[Element data from apps and pages]
--------

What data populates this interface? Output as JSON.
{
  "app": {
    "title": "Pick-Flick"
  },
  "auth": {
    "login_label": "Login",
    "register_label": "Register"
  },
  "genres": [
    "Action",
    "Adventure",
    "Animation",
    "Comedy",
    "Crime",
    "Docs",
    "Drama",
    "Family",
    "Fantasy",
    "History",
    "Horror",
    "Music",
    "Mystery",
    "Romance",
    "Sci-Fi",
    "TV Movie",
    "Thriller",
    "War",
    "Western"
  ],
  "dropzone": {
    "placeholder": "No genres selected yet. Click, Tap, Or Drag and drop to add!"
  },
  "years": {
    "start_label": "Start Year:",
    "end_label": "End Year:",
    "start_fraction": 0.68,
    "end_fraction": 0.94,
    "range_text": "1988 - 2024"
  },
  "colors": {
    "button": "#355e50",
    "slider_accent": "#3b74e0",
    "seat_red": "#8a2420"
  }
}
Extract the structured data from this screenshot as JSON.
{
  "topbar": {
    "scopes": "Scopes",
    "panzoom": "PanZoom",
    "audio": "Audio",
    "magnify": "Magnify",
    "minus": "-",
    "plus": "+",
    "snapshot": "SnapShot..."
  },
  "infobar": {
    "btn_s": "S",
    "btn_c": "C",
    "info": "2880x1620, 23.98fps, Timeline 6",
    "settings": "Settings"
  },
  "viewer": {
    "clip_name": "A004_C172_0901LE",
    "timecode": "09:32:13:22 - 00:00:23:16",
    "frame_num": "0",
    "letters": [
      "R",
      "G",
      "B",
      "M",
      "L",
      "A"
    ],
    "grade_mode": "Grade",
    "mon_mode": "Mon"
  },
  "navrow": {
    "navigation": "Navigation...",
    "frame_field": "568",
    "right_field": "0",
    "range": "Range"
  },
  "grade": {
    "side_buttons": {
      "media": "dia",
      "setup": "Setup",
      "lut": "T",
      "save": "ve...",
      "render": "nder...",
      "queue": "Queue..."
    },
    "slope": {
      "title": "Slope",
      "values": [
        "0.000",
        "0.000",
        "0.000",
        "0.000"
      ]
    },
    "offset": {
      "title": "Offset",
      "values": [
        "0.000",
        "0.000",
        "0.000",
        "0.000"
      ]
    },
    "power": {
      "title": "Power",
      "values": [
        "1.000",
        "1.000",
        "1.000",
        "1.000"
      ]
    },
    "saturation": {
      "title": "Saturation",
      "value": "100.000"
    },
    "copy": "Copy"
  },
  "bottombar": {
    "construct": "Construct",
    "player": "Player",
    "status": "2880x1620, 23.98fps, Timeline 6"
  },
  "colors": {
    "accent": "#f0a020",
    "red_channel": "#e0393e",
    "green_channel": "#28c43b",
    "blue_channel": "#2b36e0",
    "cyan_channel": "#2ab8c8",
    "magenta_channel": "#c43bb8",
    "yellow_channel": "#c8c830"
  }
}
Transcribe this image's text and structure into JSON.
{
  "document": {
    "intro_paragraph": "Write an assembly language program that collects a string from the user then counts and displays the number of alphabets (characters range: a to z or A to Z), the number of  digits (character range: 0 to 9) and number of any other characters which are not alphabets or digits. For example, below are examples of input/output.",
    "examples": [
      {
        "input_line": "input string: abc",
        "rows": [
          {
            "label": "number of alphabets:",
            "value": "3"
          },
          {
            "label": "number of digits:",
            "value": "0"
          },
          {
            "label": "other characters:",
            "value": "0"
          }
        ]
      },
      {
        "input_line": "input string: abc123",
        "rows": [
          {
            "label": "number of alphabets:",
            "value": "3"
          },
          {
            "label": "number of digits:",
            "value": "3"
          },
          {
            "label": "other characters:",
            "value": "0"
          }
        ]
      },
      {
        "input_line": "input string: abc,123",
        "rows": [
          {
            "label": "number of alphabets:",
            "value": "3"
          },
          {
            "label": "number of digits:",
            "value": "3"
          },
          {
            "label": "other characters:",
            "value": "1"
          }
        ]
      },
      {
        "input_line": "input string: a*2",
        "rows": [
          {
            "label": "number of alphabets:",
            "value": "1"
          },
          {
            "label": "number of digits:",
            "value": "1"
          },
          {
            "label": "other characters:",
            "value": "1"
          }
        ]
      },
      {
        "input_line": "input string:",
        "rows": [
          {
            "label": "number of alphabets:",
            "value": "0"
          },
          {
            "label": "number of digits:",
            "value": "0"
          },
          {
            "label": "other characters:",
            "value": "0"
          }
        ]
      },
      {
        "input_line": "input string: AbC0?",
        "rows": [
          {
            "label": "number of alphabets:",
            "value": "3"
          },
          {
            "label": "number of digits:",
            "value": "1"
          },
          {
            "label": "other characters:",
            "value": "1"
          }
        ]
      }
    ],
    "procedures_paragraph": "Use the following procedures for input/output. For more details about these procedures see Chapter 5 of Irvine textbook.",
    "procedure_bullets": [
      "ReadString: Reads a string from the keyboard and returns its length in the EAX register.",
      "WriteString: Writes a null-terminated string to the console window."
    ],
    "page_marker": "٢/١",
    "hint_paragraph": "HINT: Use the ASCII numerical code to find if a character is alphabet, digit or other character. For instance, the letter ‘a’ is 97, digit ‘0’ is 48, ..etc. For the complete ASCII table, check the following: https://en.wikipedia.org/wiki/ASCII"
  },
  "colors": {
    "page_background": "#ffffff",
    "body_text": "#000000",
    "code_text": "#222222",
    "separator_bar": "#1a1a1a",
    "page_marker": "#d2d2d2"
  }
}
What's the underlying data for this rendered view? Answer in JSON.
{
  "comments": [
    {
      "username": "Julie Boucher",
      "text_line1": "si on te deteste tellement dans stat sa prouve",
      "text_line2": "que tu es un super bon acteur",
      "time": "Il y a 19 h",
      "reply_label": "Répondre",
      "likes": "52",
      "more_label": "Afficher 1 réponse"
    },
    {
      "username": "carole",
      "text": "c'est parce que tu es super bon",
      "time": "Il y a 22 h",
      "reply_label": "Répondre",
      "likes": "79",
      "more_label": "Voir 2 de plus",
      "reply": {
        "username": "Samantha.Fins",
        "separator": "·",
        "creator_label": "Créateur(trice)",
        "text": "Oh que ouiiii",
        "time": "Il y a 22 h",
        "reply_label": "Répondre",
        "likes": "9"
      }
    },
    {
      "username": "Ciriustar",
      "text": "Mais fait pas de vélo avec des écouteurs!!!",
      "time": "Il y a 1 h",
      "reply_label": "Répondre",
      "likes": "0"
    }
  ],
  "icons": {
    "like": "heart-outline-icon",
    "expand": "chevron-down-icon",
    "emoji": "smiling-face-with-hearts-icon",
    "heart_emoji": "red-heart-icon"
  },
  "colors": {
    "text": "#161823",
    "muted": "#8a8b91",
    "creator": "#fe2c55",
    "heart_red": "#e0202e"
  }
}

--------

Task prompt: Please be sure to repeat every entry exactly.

Exercise result:
What data populates this interface? Output as JSON.
{
  "app": {
    "title": "Pick-Flick"
  },
  "auth": {
    "login_label": "Login",
    "register_label": "Register"
  },
  "genres": [
    "Action",
    "Adventure",
    "Animation",
    "Comedy",
    "Crime",
    "Docs",
    "Drama",
    "Family",
    "Fantasy",
    "History",
    "Horror",
    "Music",
    "Mystery",
    "Romance",
    "Sci-Fi",
    "TV Movie",
    "Thriller",
    "War",
    "Western"
  ],
  "dropzone": {
    "placeholder": "No genres selected yet. Click, Tap, Or Drag and drop to add!"
  },
  "years": {
    "start_label": "Start Year:",
    "end_label": "End Year:",
    "start_fraction": 0.68,
    "end_fraction": 0.94,
    "range_text": "1988 - 2024"
  },
  "colors": {
    "button": "#355e50",
    "slider_accent": "#3b74e0",
    "seat_red": "#8a2420"
  }
}
Extract the structured data from this screenshot as JSON.
{
  "topbar": {
    "scopes": "Scopes",
    "panzoom": "PanZoom",
    "audio": "Audio",
    "magnify": "Magnify",
    "minus": "-",
    "plus": "+",
    "snapshot": "SnapShot..."
  },
  "infobar": {
    "btn_s": "S",
    "btn_c": "C",
    "info": "2880x1620, 23.98fps, Timeline 6",
    "settings": "Settings"
  },
  "viewer": {
    "clip_name": "A004_C172_0901LE",
    "timecode": "09:32:13:22 - 00:00:23:16",
    "frame_num": "0",
    "letters": [
      "R",
      "G",
      "B",
      "M",
      "L",
      "A"
    ],
    "grade_mode": "Grade",
    "mon_mode": "Mon"
  },
  "navrow": {
    "navigation": "Navigation...",
    "frame_field": "568",
    "right_field": "0",
    "range": "Range"
  },
  "grade": {
    "side_buttons": {
      "media": "dia",
      "setup": "Setup",
      "lut": "T",
      "save": "ve...",
      "render": "nder...",
      "queue": "Queue..."
    },
    "slope": {
      "title": "Slope",
      "values": [
        "0.000",
        "0.000",
        "0.000",
        "0.000"
      ]
    },
    "offset": {
      "title": "Offset",
      "values": [
        "0.000",
        "0.000",
        "0.000",
        "0.000"
      ]
    },
    "power": {
      "title": "Power",
      "values": [
        "1.000",
        "1.000",
        "1.000",
        "1.000"
      ]
    },
    "saturation": {
      "title": "Saturation",
      "value": "100.000"
    },
    "copy": "Copy"
  },
  "bottombar": {
    "construct": "Construct",
    "player": "Player",
    "status": "2880x1620, 23.98fps, Timeline 6"
  },
  "colors": {
    "accent": "#f0a020",
    "red_channel": "#e0393e",
    "green_channel": "#28c43b",
    "blue_channel": "#2b36e0",
    "cyan_channel": "#2ab8c8",
    "magenta_channel": "#c43bb8",
    "yellow_channel": "#c8c830"
  }
}
Transcribe this image's text and structure into JSON.
{
  "document": {
    "intro_paragraph": "Write an assembly language program that collects a string from the user then counts and displays the number of alphabets (characters range: a to z or A to Z), the number of  digits (character range: 0 to 9) and number of any other characters which are not alphabets or digits. For example, below are examples of input/output.",
    "examples": [
      {
        "input_line": "input string: abc",
        "rows": [
          {
            "label": "number of alphabets:",
            "value": "3"
          },
          {
            "label": "number of digits:",
            "value": "0"
          },
          {
            "label": "other characters:",
            "value": "0"
          }
        ]
      },
      {
        "input_line": "input string: abc123",
        "rows": [
          {
            "label": "number of alphabets:",
            "value": "3"
          },
          {
            "label": "number of digits:",
            "value": "3"
          },
          {
            "label": "other characters:",
            "value": "0"
          }
        ]
      },
      {
        "input_line": "input string: abc,123",
        "rows": [
          {
            "label": "number of alphabets:",
            "value": "3"
          },
          {
            "label": "number of digits:",
            "value": "3"
          },
          {
            "label": "other characters:",
            "value": "1"
          }
        ]
      },
      {
        "input_line": "input string: a*2",
        "rows": [
          {
            "label": "number of alphabets:",
            "value": "1"
          },
          {
            "label": "number of digits:",
            "value": "1"
          },
          {
            "label": "other characters:",
            "value": "1"
          }
        ]
      },
      {
        "input_line": "input string:",
        "rows": [
          {
            "label": "number of alphabets:",
            "value": "0"
          },
          {
            "label": "number of digits:",
            "value": "0"
          },
          {
            "label": "other characters:",
            "value": "0"
          }
        ]
      },
      {
        "input_line": "input string: AbC0?",
        "rows": [
          {
            "label": "number of alphabets:",
            "value": "3"
          },
          {
            "label": "number of digits:",
            "value": "1"
          },
          {
            "label": "other characters:",
            "value": "1"
          }
        ]
      }
    ],
    "procedures_paragraph": "Use the following procedures for input/output. For more details about these procedures see Chapter 5 of Irvine textbook.",
    "procedure_bullets": [
      "ReadString: Reads a string from the keyboard and returns its length in the EAX register.",
      "WriteString: Writes a null-terminated string to the console window."
    ],
    "page_marker": "٢/١",
    "hint_paragraph": "HINT: Use the ASCII numerical code to find if a character is alphabet, digit or other character. For instance, the letter ‘a’ is 97, digit ‘0’ is 48, ..etc. For the complete ASCII table, check the following: https://en.wikipedia.org/wiki/ASCII"
  },
  "colors": {
    "page_background": "#ffffff",
    "body_text": "#000000",
    "code_text": "#222222",
    "separator_bar": "#1a1a1a",
    "page_marker": "#d2d2d2"
  }
}
What's the underlying data for this rendered view? Answer in JSON.
{
  "comments": [
    {
      "username": "Julie Boucher",
      "text_line1": "si on te deteste tellement dans stat sa prouve",
      "text_line2": "que tu es un super bon acteur",
      "time": "Il y a 19 h",
      "reply_label": "Répondre",
      "likes": "52",
      "more_label": "Afficher 1 réponse"
    },
    {
      "username": "carole",
      "text": "c'est parce que tu es super bon",
      "time": "Il y a 22 h",
      "reply_label": "Répondre",
      "likes": "79",
      "more_label": "Voir 2 de plus",
      "reply": {
        "username": "Samantha.Fins",
        "separator": "·",
        "creator_label": "Créateur(trice)",
        "text": "Oh que ouiiii",
        "time": "Il y a 22 h",
        "reply_label": "Répondre",
        "likes": "9"
      }
    },
    {
      "username": "Ciriustar",
      "text": "Mais fait pas de vélo avec des écouteurs!!!",
      "time": "Il y a 1 h",
      "reply_label": "Répondre",
      "likes": "0"
    }
  ],
  "icons": {
    "like": "heart-outline-icon",
    "expand": "chevron-down-icon",
    "emoji": "smiling-face-with-hearts-icon",
    "heart_emoji": "red-heart-icon"
  },
  "colors": {
    "text": "#161823",
    "muted": "#8a8b91",
    "creator": "#fe2c55",
    "heart_red": "#e0202e"
  }
}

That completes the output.